Whether you're a beginner or an experienced developer, you can contribute.

Sign up and start helping → Learn more about Documentation →

I've recently heard about the converting feature of Adobe Air but how well does it work? Does it emulate every bit of code a complex Flash game using tons of libraries outputs or should you expect a lot of work to go around if you were to convert one?

I'm thinking of making a complex cross-platform game but not sure which is better/easier, to use Flash and Adobe Air for its abundant game libraries, resources and faster development or to simply go with Java.

It Would really save lots of time if I can use Flash. Though, I can imagine it would also give me headaches to worry about all the time. Like what if adobe/apple stops supporting Flash or what if the converting feature won't work.

Any advice and any bit of information would be welcome. Thanks.

share|improve this question
up vote 1 down vote accepted

AIR works well on iOS in my experience although native apps will always perform better. I cant think of any aspects of Flash that wont work when converted to run on iOS.

Whether AIR performance is good enough really depends on the individual case - how gpu and cpu intensive the game is.

You have to consider the trade-off: use existing Flash skills to create a 'good' game quickly; or learn new skills to create a 'better' game slowly - is it worth spending weeks/months learning new skills to get a few extra percent of performance? Only you can decide that.

Regarding Adobes AIR support in the future; who knows - they dont have a great track record (think flash on mobile) - but i would suggest AIR will be around for at least the medium term, if not long-term.

share|improve this answer
Thanks, I've tried air iOS and seems like it converts the code well. Only issue is the performance though – Elonoa Feb 12 '13 at 4:41

My personal opinion is that "mobile" is not going anywhere and now is the best time to start learning Java for Android and/or Objective-C for iOS. Like PhoneGap, Flash mobile Apps don't give you complete access to the devices entire API/SDK options, even though what they do offer usually suffices. Flash is still a respectable tool but developing "native" gives you full control over your app's memory, device interaction, cutting edge APIs, etc ...
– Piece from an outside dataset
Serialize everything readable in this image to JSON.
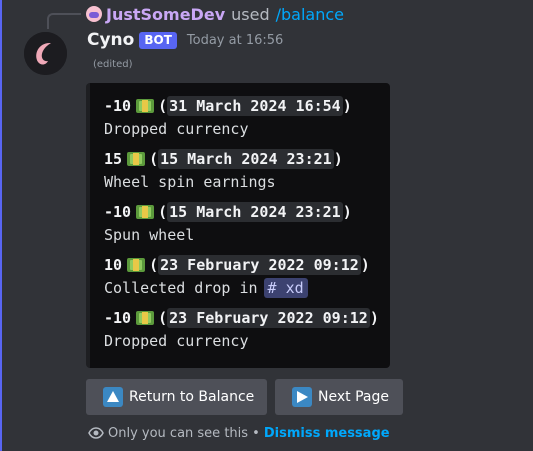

Depending on how optimized your action script 3 code is written, you may experience some performance issues vs utilizing native graphics libraries. I assume the latest version of AIR (I know Flash 11.2 and on included some nice graphic stuff) may address performance but haven't seen any benchmarks for AIR on mobile devices yet.

If you are hoping to go the AIR route, I'd say why not take a few days and try to port it over. If all else fails get a nice iOS or Android book and cuddle with it every night until you are confident you can recreate your App natively.

share|improve this answer

Your Answer


By posting your answer, you agree to the privacy policy and terms of service.

Not the answer you're looking for? Browse other questions tagged or ask your own question.